The BCRA had amended the Federal Election Campaign Act of 1971 (FECA) in an effort to close loopholes. In Buckley v. Valeo (1976), the Supreme Court had interpreted FECA as regulating only “express advocacy” by corporations and unions, defined as the use of words such as “vote for”, “elect”, or “support” in political communications. Many organizations found it relatively easy to advocate for a candidate without using the “magic words.” Thus, the BCRA narrowed the express advocacy standard with its new defnition of electioneering communications.
Court initially upholds most of BCRA against First Amendment challenges
Several interest groups challenged this regulation of political speech, arguing that many of the BCRA’s provisions, including its restrictions on electioneering, violate the First Amendment.
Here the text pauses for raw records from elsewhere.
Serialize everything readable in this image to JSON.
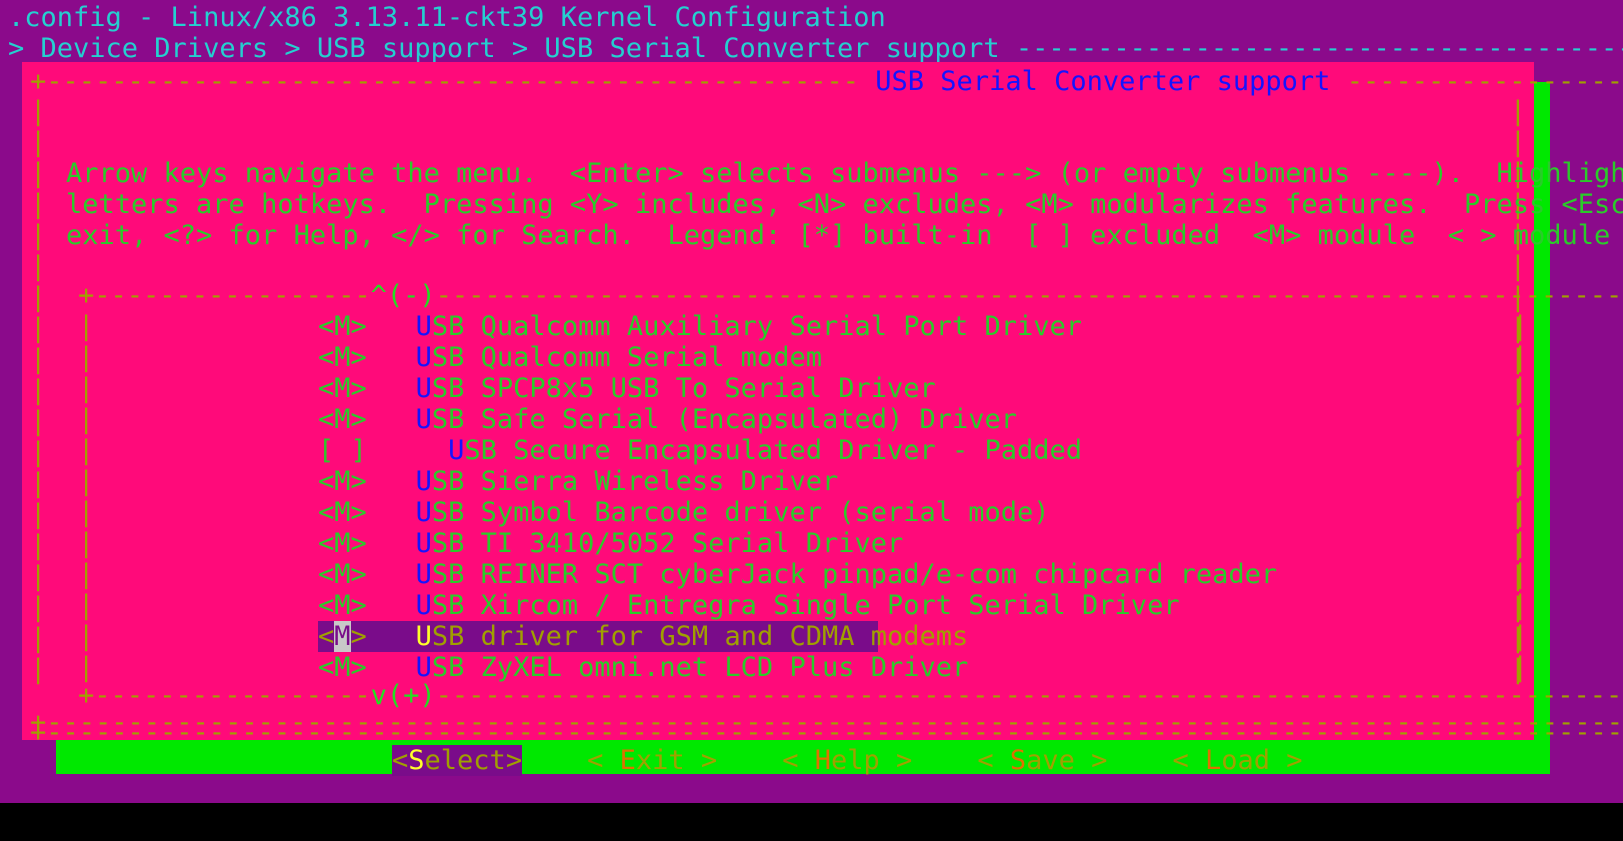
{
  "terminal": {
    "title": ".config - Linux/x86 3.13.11-ckt39 Kernel Configuration",
    "breadcrumb": "> Device Drivers > USB support > USB Serial Converter support ",
    "breadcrumb_rule": "----------------------------------------------------------"
  },
  "dialog": {
    "title": "USB Serial Converter support",
    "top_left_rule": "+-------------------------------------------------- ",
    "top_right_rule": " ------------------------------------------------+",
    "separator_rule": "+-----------------------------------------------------------------------------------------------------------------+",
    "bottom_rule": "+-----------------------------------------------------------------------------------------------------------------+",
    "help": [
      "Arrow keys navigate the menu.  <Enter> selects submenus ---> (or empty submenus ----).  Highlighted",
      "letters are hotkeys.  Pressing <Y> includes, <N> excludes, <M> modularizes features.  Press <Esc><Esc> to",
      "exit, <?> for Help, </> for Search.  Legend: [*] built-in  [ ] excluded  <M> module  < > module capable"
    ]
  },
  "menu": {
    "scroll_up_left_rule": "+-----------------",
    "scroll_up_marker": "^(-)",
    "scroll_up_right_rule": "--------------------------------------------------------------------------------------------------+",
    "scroll_down_left_rule": "+-----------------",
    "scroll_down_marker": "v(+)",
    "scroll_down_right_rule": "--------------------------------------------------------------------------------------------------+",
    "items": [
      {
        "state": "<M>",
        "indent": "",
        "hotkey": "U",
        "rest": "SB Qualcomm Auxiliary Serial Port Driver",
        "selected": false
      },
      {
        "state": "<M>",
        "indent": "",
        "hotkey": "U",
        "rest": "SB Qualcomm Serial modem",
        "selected": false
      },
      {
        "state": "<M>",
        "indent": "",
        "hotkey": "U",
        "rest": "SB SPCP8x5 USB To Serial Driver",
        "selected": false
      },
      {
        "state": "<M>",
        "indent": "",
        "hotkey": "U",
        "rest": "SB Safe Serial (Encapsulated) Driver",
        "selected": false
      },
      {
        "state": "[ ]",
        "indent": "  ",
        "hotkey": "U",
        "rest": "SB Secure Encapsulated Driver - Padded",
        "selected": false
      },
      {
        "state": "<M>",
        "indent": "",
        "hotkey": "U",
        "rest": "SB Sierra Wireless Driver",
        "selected": false
      },
      {
        "state": "<M>",
        "indent": "",
        "hotkey": "U",
        "rest": "SB Symbol Barcode driver (serial mode)",
        "selected": false
      },
      {
        "state": "<M>",
        "indent": "",
        "hotkey": "U",
        "rest": "SB TI 3410/5052 Serial Driver",
        "selected": false
      },
      {
        "state": "<M>",
        "indent": "",
        "hotkey": "U",
        "rest": "SB REINER SCT cyberJack pinpad/e-com chipcard reader",
        "selected": false
      },
      {
        "state": "<M>",
        "indent": "",
        "hotkey": "U",
        "rest": "SB Xircom / Entregra Single Port Serial Driver",
        "selected": false
      },
      {
        "state": "<M>",
        "indent": "",
        "hotkey": "U",
        "rest": "SB driver for GSM and CDMA modems",
        "selected": true
      },
      {
        "state": "<M>",
        "indent": "",
        "hotkey": "U",
        "rest": "SB ZyXEL omni.net LCD Plus Driver",
        "selected": false
      }
    ]
  },
  "buttons": [
    {
      "open": "<",
      "hotkey": "S",
      "rest": "elect",
      "close": ">",
      "active": true
    },
    {
      "open": "< ",
      "hotkey": "E",
      "rest": "xit ",
      "close": ">",
      "active": false
    },
    {
      "open": "< ",
      "hotkey": "H",
      "rest": "elp ",
      "close": ">",
      "active": false
    },
    {
      "open": "< ",
      "hotkey": "S",
      "rest": "ave ",
      "close": ">",
      "active": false
    },
    {
      "open": "< ",
      "hotkey": "L",
      "rest": "oad ",
      "close": ">",
      "active": false
    }
  ],
  "colors": {
    "background": "#8B0A8B",
    "dialog": "#FF0A7A",
    "shadow": "#00E800",
    "border": "#A0A000",
    "header_text": "#24D0D0",
    "menu_text": "#2ACB2A",
    "hotkey": "#1414FF",
    "title_text": "#1414FF",
    "selected_bg": "#7A0C8A",
    "selected_hotkey": "#FFFF2A",
    "cursor": "#C8C8C8",
    "button_hotkey": "#E07000"
  }
}
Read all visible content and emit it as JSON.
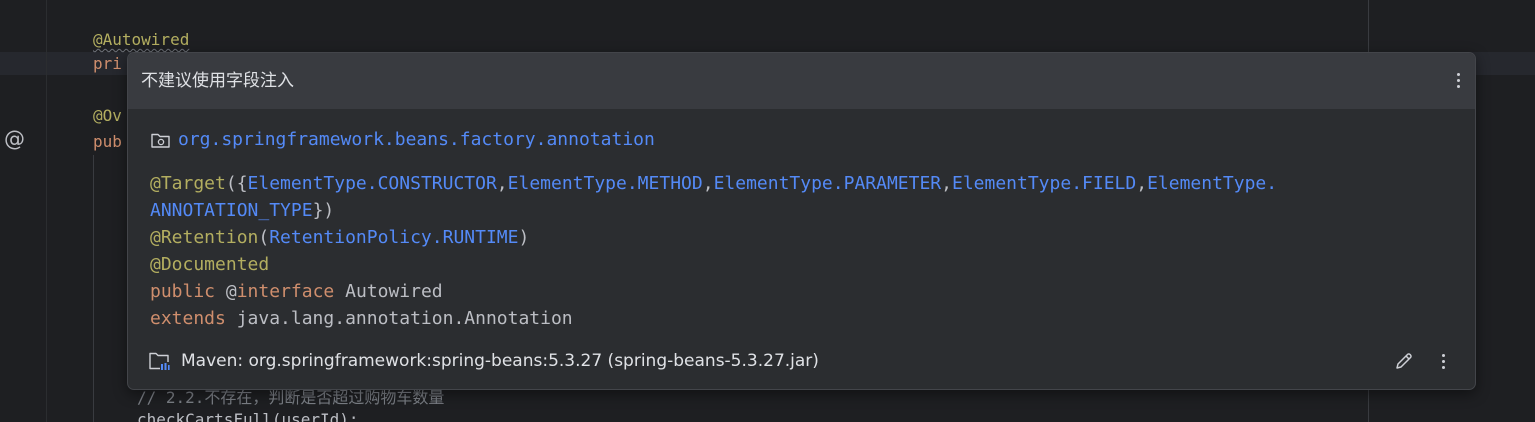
{
  "editor": {
    "line_autowired": "@Autowired",
    "line_pri": "pri",
    "line_ov": "@Ov",
    "line_pub": "pub",
    "comment_line": "// 2.2.不存在，判断是否超过购物车数量",
    "call_line": "checkCartsFull(userId);",
    "gutter_marker": "@"
  },
  "popup": {
    "title": "不建议使用字段注入",
    "package": "org.springframework.beans.factory.annotation",
    "declaration": {
      "target_annotation": "@Target",
      "target_open": "({",
      "element_types": [
        "ElementType.CONSTRUCTOR",
        "ElementType.METHOD",
        "ElementType.PARAMETER",
        "ElementType.FIELD",
        "ElementType."
      ],
      "element_type_wrapped": "ANNOTATION_TYPE",
      "comma": ",",
      "target_close": "})",
      "retention_annotation": "@Retention",
      "retention_open": "(",
      "retention_value": "RetentionPolicy.RUNTIME",
      "retention_close": ")",
      "documented_annotation": "@Documented",
      "kw_public": "public",
      "at_sign": "@",
      "kw_interface": "interface",
      "type_name": "Autowired",
      "kw_extends": "extends",
      "super_type": "java.lang.annotation.Annotation"
    },
    "footer": {
      "library": "Maven: org.springframework:spring-beans:5.3.27 (spring-beans-5.3.27.jar)"
    },
    "icons": {
      "header_more": "more-vertical-icon",
      "package": "package-folder-icon",
      "library": "library-folder-icon",
      "edit": "pencil-icon",
      "footer_more": "more-vertical-icon"
    }
  },
  "colors": {
    "editor_bg": "#1e1f22",
    "popup_bg": "#2b2d30",
    "popup_header_bg": "#393b40",
    "annotation": "#b3ae60",
    "keyword": "#cf8e6d",
    "reference": "#548af7",
    "text": "#bcbec4"
  }
}
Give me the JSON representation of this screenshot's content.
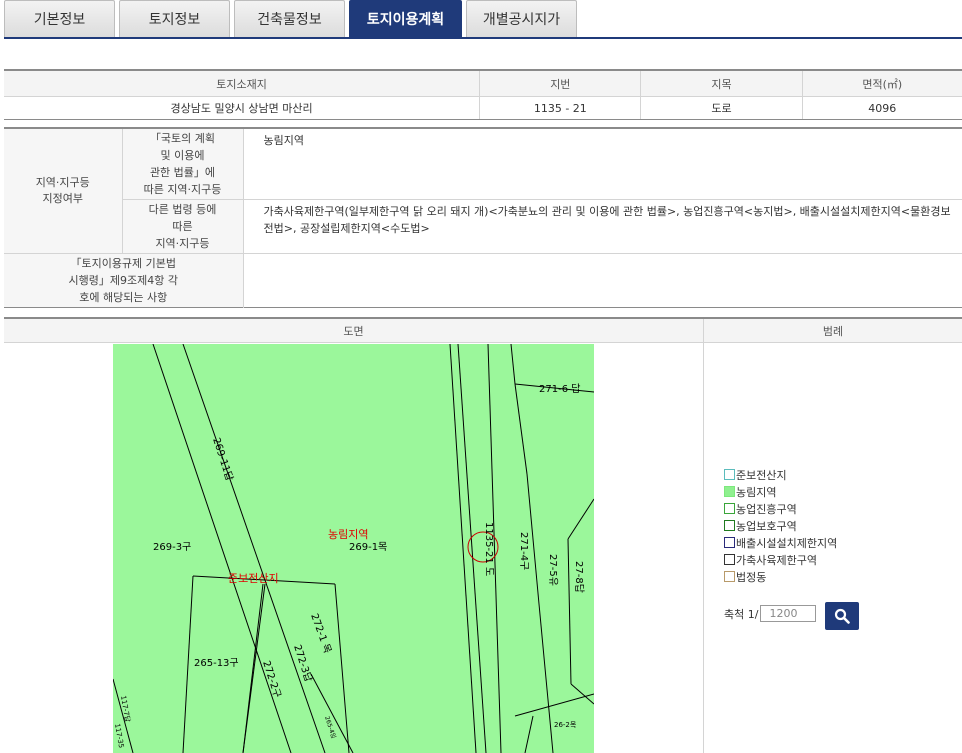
{
  "tabs": [
    "기본정보",
    "토지정보",
    "건축물정보",
    "토지이용계획",
    "개별공시지가"
  ],
  "land": {
    "headers": [
      "토지소재지",
      "지번",
      "지목",
      "면적(㎡)"
    ],
    "row": [
      "경상남도 밀양시 상남면 마산리",
      "1135 - 21",
      "도로",
      "4096"
    ]
  },
  "zoning": {
    "main_label": "지역·지구등\n지정여부",
    "sub1_label": "「국토의 계획\n및 이용에\n관한 법률」에\n따른 지역·지구등",
    "sub1_value": "농림지역",
    "sub2_label": "다른 법령 등에\n따른\n지역·지구등",
    "sub2_value": "가축사육제한구역(일부제한구역 닭 오리 돼지 개)<가축분뇨의 관리 및 이용에 관한 법률>, 농업진흥구역<농지법>, 배출시설설치제한지역<물환경보전법>, 공장설립제한지역<수도법>",
    "row3_label": "「토지이용규제 기본법\n시행령」제9조제4항 각\n호에 해당되는 사항",
    "row3_value": ""
  },
  "map": {
    "header": "도면",
    "legend_header": "범례",
    "labels": {
      "l271_6": "271-6 답",
      "l269_11": "269-11답",
      "l269_3": "269-3구",
      "l269_1": "269-1목",
      "zone": "농림지역",
      "subject": "1135-21 도",
      "l271_4": "271-4구",
      "l27_5": "27-5유",
      "l27_8": "27-8답",
      "preserve": "준보전산지",
      "l272_1": "272-1 목",
      "l272_3": "272-3답",
      "l265_13": "265-13구",
      "l272_2": "272-2구",
      "l265": "265-4임",
      "l26_2": "26-2목",
      "l117": "117-7답",
      "l117b": "117-35"
    }
  },
  "legend": [
    {
      "label": "준보전산지",
      "border": "#5bbcbc",
      "fill": "#ffffff"
    },
    {
      "label": "농림지역",
      "border": "#7de87d",
      "fill": "#8ff08f"
    },
    {
      "label": "농업진흥구역",
      "border": "#3aa53a",
      "fill": "#ffffff"
    },
    {
      "label": "농업보호구역",
      "border": "#1f7a1f",
      "fill": "#ffffff"
    },
    {
      "label": "배출시설설치제한지역",
      "border": "#2a2a7a",
      "fill": "#ffffff"
    },
    {
      "label": "가축사육제한구역",
      "border": "#333333",
      "fill": "#ffffff"
    },
    {
      "label": "법정동",
      "border": "#b89a6a",
      "fill": "#ffffff"
    }
  ],
  "scale": {
    "label": "축척 1/",
    "value": "1200"
  }
}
In 2003 in McConnell v. Federal Election Commission, the Supreme Court upheld most provisions of the BCRA, including limits on electioneering. Despite the Court’s decision, advocacy groups continued to challenge the constitutionality of the act as applied to their electioneering efforts.
The major controversy in post-McConnell electioneering communications cases was the delineation between electioneering and issue-related speech. According to the BCRA, electioneering is distinguishable from general issue-related speech, which is afforded significant protection under the First Amendment, because it involves a “clearly identifiable candidate.” The distinction between these two forms of political speech proved blurry, however.
Court distinguished between ‘express advocacy’ and ‘issue advocacy’
In 2006 in Wisconsin Right to Life, Inc. v. Federal Election Commission, a three-judge panel of the federal district court in the District of Columbia held that a group’s proposed anti-filibuster advertisements asking listeners to contact specific senators running for reelection did not violate the BCRA because although the ads mentioned particular candidates, they did not endorse or oppose anyone.
The decision was appealed to the Supreme Court, which granted review in Federal Election Commission v. Wisconsin Right to Life, Inc. (2007). The Court ruled that the ad did not constitute express advocacy, and said, Section 203 of the BCRA as applied to the organization’s ad was overly broad in banning protected First Amendment speech. The decision thus restored the “express advocacy” v. “issue advocacy” distinction established in Buckley.
Court later said BCRA’s regulation of corporations violated First Amendment
Finally, in 2010, in the landmark case Citizens United v. Federal Election Commission, the Court in a 5-4 decision rejected its earlier reasoning that allowed restrictions on express advocacy by corporations, and said that a provision of BCRA that prohibited corporations and unions from using their general treasury funds for express advocacy or electioneering communications was an unconstitutional infringement on political speech – a violation of First Amendment rights.
“We find no basis for the proposition that, in the context of political speech, the Government may impose restrictions on certain disfavored speakers,” wrote Justice Anthony Kennedy, adding that “the First Amendment does not allow political speech restrictions based on a speaker’s corporate identity.”
This article was originally published in 2009. Monica C. Bell is an Associate Professor of Law and Sociology at Yale Law School. Her research focuses on law and inequality, policing and the criminal legal system, welfare and public benefits law, housing law and residential segregation, and race and the law. She also teaches first-year Constitutional Law.